BEGIN Material provided
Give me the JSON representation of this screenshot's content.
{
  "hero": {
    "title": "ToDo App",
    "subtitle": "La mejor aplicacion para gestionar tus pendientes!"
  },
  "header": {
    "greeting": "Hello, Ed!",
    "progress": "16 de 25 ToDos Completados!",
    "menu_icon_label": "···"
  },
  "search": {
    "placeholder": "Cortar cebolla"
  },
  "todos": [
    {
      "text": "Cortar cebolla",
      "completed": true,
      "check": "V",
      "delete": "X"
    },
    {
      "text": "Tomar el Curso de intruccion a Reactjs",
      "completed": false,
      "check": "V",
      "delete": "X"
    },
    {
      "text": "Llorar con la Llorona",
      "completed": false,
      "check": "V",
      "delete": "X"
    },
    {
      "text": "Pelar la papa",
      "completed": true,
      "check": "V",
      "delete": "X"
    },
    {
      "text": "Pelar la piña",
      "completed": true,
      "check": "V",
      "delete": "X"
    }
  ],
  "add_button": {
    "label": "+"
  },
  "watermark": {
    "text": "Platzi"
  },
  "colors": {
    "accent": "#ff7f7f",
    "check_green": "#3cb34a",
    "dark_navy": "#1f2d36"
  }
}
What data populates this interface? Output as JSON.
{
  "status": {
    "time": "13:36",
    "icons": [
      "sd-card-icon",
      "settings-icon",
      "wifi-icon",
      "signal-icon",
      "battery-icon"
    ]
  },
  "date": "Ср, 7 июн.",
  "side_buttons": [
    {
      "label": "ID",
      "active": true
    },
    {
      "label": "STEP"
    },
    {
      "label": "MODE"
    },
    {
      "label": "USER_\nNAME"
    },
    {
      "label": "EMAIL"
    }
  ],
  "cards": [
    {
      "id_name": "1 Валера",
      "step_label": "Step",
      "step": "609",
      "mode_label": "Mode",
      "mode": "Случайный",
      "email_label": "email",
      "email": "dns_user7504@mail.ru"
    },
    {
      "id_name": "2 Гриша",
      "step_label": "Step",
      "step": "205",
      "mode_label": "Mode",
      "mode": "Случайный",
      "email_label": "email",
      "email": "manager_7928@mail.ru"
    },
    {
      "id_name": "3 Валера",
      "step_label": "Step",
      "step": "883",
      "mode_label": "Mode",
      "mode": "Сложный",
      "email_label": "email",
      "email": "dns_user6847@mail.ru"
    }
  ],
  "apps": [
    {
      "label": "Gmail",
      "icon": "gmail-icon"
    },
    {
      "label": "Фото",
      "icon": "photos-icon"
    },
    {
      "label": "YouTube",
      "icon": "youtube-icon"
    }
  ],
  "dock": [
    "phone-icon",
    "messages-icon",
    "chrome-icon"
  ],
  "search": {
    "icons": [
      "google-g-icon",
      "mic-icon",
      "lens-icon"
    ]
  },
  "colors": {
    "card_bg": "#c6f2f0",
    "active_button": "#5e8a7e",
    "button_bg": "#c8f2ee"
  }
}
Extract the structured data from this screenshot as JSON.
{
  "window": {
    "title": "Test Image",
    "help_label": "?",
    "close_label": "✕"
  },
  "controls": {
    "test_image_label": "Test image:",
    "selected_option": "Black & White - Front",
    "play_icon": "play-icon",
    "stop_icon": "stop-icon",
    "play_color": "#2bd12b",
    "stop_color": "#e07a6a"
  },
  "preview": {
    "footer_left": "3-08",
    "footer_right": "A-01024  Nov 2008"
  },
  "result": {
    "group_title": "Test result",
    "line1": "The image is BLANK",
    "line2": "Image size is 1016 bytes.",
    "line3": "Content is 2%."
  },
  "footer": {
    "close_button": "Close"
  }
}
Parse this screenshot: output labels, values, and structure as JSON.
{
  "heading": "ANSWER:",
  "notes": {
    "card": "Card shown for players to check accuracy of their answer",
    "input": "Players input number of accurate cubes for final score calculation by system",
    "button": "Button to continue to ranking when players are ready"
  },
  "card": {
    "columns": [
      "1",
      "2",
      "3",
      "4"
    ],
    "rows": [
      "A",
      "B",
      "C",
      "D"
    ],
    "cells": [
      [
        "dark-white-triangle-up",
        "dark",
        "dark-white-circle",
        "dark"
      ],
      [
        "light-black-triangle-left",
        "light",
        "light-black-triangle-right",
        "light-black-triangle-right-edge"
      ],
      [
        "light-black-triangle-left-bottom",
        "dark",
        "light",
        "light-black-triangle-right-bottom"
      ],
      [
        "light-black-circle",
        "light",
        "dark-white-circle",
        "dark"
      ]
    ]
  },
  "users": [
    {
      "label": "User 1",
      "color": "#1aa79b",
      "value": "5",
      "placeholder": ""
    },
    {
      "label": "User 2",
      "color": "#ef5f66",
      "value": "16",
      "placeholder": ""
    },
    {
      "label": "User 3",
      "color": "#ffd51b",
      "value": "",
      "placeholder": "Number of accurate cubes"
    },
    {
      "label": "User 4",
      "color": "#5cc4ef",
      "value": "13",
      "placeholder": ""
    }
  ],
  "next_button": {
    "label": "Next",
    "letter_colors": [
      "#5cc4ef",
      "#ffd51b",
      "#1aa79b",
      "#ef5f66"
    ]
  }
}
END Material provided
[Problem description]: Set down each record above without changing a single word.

[Result of the task]:
Give me the JSON representation of this screenshot's content.
{
  "hero": {
    "title": "ToDo App",
    "subtitle": "La mejor aplicacion para gestionar tus pendientes!"
  },
  "header": {
    "greeting": "Hello, Ed!",
    "progress": "16 de 25 ToDos Completados!",
    "menu_icon_label": "···"
  },
  "search": {
    "placeholder": "Cortar cebolla"
  },
  "todos": [
    {
      "text": "Cortar cebolla",
      "completed": true,
      "check": "V",
      "delete": "X"
    },
    {
      "text": "Tomar el Curso de intruccion a Reactjs",
      "completed": false,
      "check": "V",
      "delete": "X"
    },
    {
      "text": "Llorar con la Llorona",
      "completed": false,
      "check": "V",
      "delete": "X"
    },
    {
      "text": "Pelar la papa",
      "completed": true,
      "check": "V",
      "delete": "X"
    },
    {
      "text": "Pelar la piña",
      "completed": true,
      "check": "V",
      "delete": "X"
    }
  ],
  "add_button": {
    "label": "+"
  },
  "watermark": {
    "text": "Platzi"
  },
  "colors": {
    "accent": "#ff7f7f",
    "check_green": "#3cb34a",
    "dark_navy": "#1f2d36"
  }
}
What data populates this interface? Output as JSON.
{
  "status": {
    "time": "13:36",
    "icons": [
      "sd-card-icon",
      "settings-icon",
      "wifi-icon",
      "signal-icon",
      "battery-icon"
    ]
  },
  "date": "Ср, 7 июн.",
  "side_buttons": [
    {
      "label": "ID",
      "active": true
    },
    {
      "label": "STEP"
    },
    {
      "label": "MODE"
    },
    {
      "label": "USER_\nNAME"
    },
    {
      "label": "EMAIL"
    }
  ],
  "cards": [
    {
      "id_name": "1 Валера",
      "step_label": "Step",
      "step": "609",
      "mode_label": "Mode",
      "mode": "Случайный",
      "email_label": "email",
      "email": "dns_user7504@mail.ru"
    },
    {
      "id_name": "2 Гриша",
      "step_label": "Step",
      "step": "205",
      "mode_label": "Mode",
      "mode": "Случайный",
      "email_label": "email",
      "email": "manager_7928@mail.ru"
    },
    {
      "id_name": "3 Валера",
      "step_label": "Step",
      "step": "883",
      "mode_label": "Mode",
      "mode": "Сложный",
      "email_label": "email",
      "email": "dns_user6847@mail.ru"
    }
  ],
  "apps": [
    {
      "label": "Gmail",
      "icon": "gmail-icon"
    },
    {
      "label": "Фото",
      "icon": "photos-icon"
    },
    {
      "label": "YouTube",
      "icon": "youtube-icon"
    }
  ],
  "dock": [
    "phone-icon",
    "messages-icon",
    "chrome-icon"
  ],
  "search": {
    "icons": [
      "google-g-icon",
      "mic-icon",
      "lens-icon"
    ]
  },
  "colors": {
    "card_bg": "#c6f2f0",
    "active_button": "#5e8a7e",
    "button_bg": "#c8f2ee"
  }
}
Extract the structured data from this screenshot as JSON.
{
  "window": {
    "title": "Test Image",
    "help_label": "?",
    "close_label": "✕"
  },
  "controls": {
    "test_image_label": "Test image:",
    "selected_option": "Black & White - Front",
    "play_icon": "play-icon",
    "stop_icon": "stop-icon",
    "play_color": "#2bd12b",
    "stop_color": "#e07a6a"
  },
  "preview": {
    "footer_left": "3-08",
    "footer_right": "A-01024  Nov 2008"
  },
  "result": {
    "group_title": "Test result",
    "line1": "The image is BLANK",
    "line2": "Image size is 1016 bytes.",
    "line3": "Content is 2%."
  },
  "footer": {
    "close_button": "Close"
  }
}
Parse this screenshot: output labels, values, and structure as JSON.
{
  "heading": "ANSWER:",
  "notes": {
    "card": "Card shown for players to check accuracy of their answer",
    "input": "Players input number of accurate cubes for final score calculation by system",
    "button": "Button to continue to ranking when players are ready"
  },
  "card": {
    "columns": [
      "1",
      "2",
      "3",
      "4"
    ],
    "rows": [
      "A",
      "B",
      "C",
      "D"
    ],
    "cells": [
      [
        "dark-white-triangle-up",
        "dark",
        "dark-white-circle",
        "dark"
      ],
      [
        "light-black-triangle-left",
        "light",
        "light-black-triangle-right",
        "light-black-triangle-right-edge"
      ],
      [
        "light-black-triangle-left-bottom",
        "dark",
        "light",
        "light-black-triangle-right-bottom"
      ],
      [
        "light-black-circle",
        "light",
        "dark-white-circle",
        "dark"
      ]
    ]
  },
  "users": [
    {
      "label": "User 1",
      "color": "#1aa79b",
      "value": "5",
      "placeholder": ""
    },
    {
      "label": "User 2",
      "color": "#ef5f66",
      "value": "16",
      "placeholder": ""
    },
    {
      "label": "User 3",
      "color": "#ffd51b",
      "value": "",
      "placeholder": "Number of accurate cubes"
    },
    {
      "label": "User 4",
      "color": "#5cc4ef",
      "value": "13",
      "placeholder": ""
    }
  ],
  "next_button": {
    "label": "Next",
    "letter_colors": [
      "#5cc4ef",
      "#ffd51b",
      "#1aa79b",
      "#ef5f66"
    ]
  }
}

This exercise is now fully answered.